Blog Post Sponsored by NACDD’s
Center for Health Equity
By: Katie Cacal, MPH
The National Association of Chronic Disease Directors celebrates Disability Pride Month this July and commemorates the 32nd Anniversary of the signing of the Americans with Disabilities Act (ADA) on July 26.
This important civil rights law prohibits discrimination against individuals with disabilities in all areas of public life, including jobs, schools, transportation, and all places that are open to the general public. Disability Pride recognizes disability as fundamental to a person’s identity, and something of which a person can be proud–as opposed to a description of a state of illness or injury.
Disability Pride also reaffirms the right of people with disabilities to be active, healthy, contributing members of their communities. (Learn more about Disability Pride Month at the National Council on Independent Living.)
This month also presents an opportunity for action. Twenty six percent (one in four) adults in the United States have some type of disability. People with disabilities are a large and diverse group and experience a higher rate of chronic disease compared with other Americans. These disparities call for an increased focus on implementing inclusive approaches, techniques and strategies in chronic disease prevention and management interventions.
Paramount among these is partnering with the disability community, whether it be with a disability service organization, (e.g. one that serves people with a specific condition or more than one) or working with a government agency that provides services to those with disabilities (e.g. vocational rehabilitation or a state agency for blind individuals).
Chronic disease professionals also can tap those in their community that have disability expertise, such as allied health professionals, adapted physical education teachers, or those who run recreation programs for disabled community members.
Disability Pride month also allows us to highlight the intersectionality of race, disability, and poverty. Black, Indigenous, and other people of color who have disabilities face additional barriers to education and employment that further limit their earning potential. Black people also are more likely to have a disability.
Fourteen percent of working-age Black people have a disability compared with 11 percent of white people and eight percent of Latinx people.1 In fact, Black people are most likely to have a disability in every age group. The relationship between race and disability, however, is complex. For example, Latinx people are more likely to have a disability as they age. Additionally, having a disability creates extra costs for people and can limit financial security.2

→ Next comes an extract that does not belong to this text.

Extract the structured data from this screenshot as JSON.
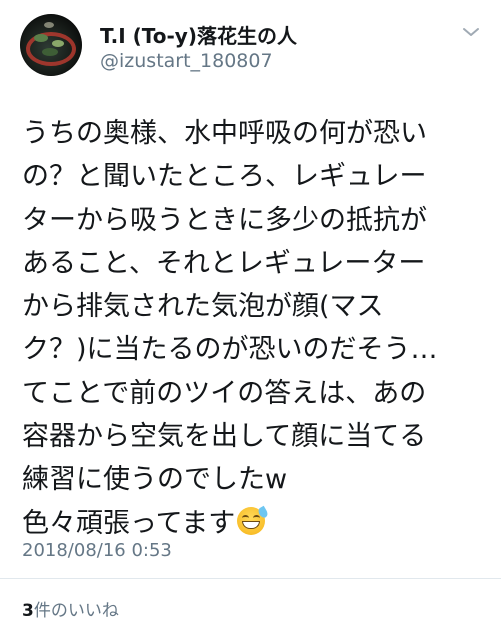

Race and disability are not separate sources of disadvantage that parallel each other. Race and disability are overlapping identities, both of which are related to systemic inequality. It often is said that disability is both a cause and consequence of poverty and that poverty and disability reinforce each other, contributing to increased vulnerability and exclusion.
Understanding the interconnected nature of oppression will help us realize the opportunities to highlight the interconnected nature of liberation. The opportunity exist for leaders in the disability and communities of color to start a new conversation about the interrelationships of race, disability, and poverty.
Throughout Disability Pride Month, NACDD has been sharing efforts on our social media channels (Facebook, Twitter, LinkedIn) to support the inclusion of people with disabilities and offering tips and insights on how you can become a stronger ally.
- Learn more at CDC’s Become a Disability Ally page.
- Learn more about NACDD’s disability inclusion work.
- Goodman, N., Morris, M., Boston, K., Walton, D. National Disability Institute. (2015). Financial Inequality: Disability, Race and Poverty in America. https://www.nationaldisabilityinstitute.org/wp-content/uploads/2019/02/disability-race-poverty-in-america.pdf.
- She, P. & Livermore, G.A. (2007) Material Hardship, Poverty, and Disability among Working-Age Adults. Social Science Quarterly. (88)4:970-989